Andy Murray’s former coach Mark Petchey says the Scot should not look to curb his temperament despite recent criticism of his antics.
The world number two has come under scrutiny for certain outbursts made while on court and things seemingly came to a head during an ill-tempered defeat to Grigor Dimitrov at the Miami Open.
Despite often being criticised for his rather dry nature in interviews, Murray is one of the most animated of the world’s top players during his matches, regularly chastising himself after a bad shot.
Petchey worked with Murray during the early part of his career, guiding him into the world’s top 50 before they parted company in 2006.
The 45-year-old believes his former charge needs to continue to be outspoken on the court, as he feels it would be wrong to eliminate such a significant part of his make-up.
“It’s who he is and what makes him the player he is,” Petchey told the Press Association.
“It’s his way of operating. I don’t think you’re going to change it, even if you think he may play better another way.
“He’s going to do what he feels is right. We did talk about it when I coached him but it doesn’t matter what I think. It’s his decision.
“He has to play how he wants to play. You can have your view but it’s his show and that’s the bottom line.”
After a mixed start to the year on the hard courts, Murray has now switched his focus to the clay, most notably next month’s French Open.

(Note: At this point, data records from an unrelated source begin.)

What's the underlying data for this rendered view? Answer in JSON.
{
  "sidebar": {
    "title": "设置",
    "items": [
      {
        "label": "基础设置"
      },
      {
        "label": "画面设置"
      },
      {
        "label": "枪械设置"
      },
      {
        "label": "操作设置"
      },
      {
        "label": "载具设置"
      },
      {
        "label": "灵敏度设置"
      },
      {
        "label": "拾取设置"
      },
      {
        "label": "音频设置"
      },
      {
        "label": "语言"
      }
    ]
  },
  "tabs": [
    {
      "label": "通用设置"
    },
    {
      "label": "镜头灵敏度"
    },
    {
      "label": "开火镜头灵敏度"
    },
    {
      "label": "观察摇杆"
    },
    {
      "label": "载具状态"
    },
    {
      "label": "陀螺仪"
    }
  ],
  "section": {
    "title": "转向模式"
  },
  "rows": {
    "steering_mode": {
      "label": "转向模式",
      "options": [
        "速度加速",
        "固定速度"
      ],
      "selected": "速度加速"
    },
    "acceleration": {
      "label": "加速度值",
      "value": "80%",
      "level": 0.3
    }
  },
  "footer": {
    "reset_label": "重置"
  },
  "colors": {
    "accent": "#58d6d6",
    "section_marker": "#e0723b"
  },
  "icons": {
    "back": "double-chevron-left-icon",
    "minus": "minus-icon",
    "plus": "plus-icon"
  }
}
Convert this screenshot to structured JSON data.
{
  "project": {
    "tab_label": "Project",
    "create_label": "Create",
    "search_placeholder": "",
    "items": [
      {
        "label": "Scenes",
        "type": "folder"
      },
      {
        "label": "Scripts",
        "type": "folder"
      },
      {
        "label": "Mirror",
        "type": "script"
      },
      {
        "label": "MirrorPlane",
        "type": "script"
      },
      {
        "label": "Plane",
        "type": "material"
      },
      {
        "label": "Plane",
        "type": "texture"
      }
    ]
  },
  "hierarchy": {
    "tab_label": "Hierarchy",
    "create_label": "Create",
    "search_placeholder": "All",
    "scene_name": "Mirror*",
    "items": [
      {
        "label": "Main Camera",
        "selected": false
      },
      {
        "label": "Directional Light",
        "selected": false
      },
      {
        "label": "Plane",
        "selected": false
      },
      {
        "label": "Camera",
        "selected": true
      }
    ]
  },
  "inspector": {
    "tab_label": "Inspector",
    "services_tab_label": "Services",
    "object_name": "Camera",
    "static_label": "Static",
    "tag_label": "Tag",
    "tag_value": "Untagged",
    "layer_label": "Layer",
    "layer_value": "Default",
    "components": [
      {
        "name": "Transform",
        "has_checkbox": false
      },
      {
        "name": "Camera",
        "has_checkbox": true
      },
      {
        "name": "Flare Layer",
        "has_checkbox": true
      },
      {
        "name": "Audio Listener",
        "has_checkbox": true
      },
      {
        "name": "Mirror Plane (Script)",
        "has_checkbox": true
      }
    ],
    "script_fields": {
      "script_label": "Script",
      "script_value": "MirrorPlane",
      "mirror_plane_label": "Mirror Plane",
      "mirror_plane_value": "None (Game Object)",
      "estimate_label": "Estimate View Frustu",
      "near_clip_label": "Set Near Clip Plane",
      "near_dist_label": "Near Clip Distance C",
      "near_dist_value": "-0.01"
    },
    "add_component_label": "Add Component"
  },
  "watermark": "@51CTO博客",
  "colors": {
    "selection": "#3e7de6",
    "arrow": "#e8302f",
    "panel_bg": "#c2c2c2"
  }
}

He is 12.00 to win at Roland Garros while world number one Novak Djokovic is the 1.70 favourite.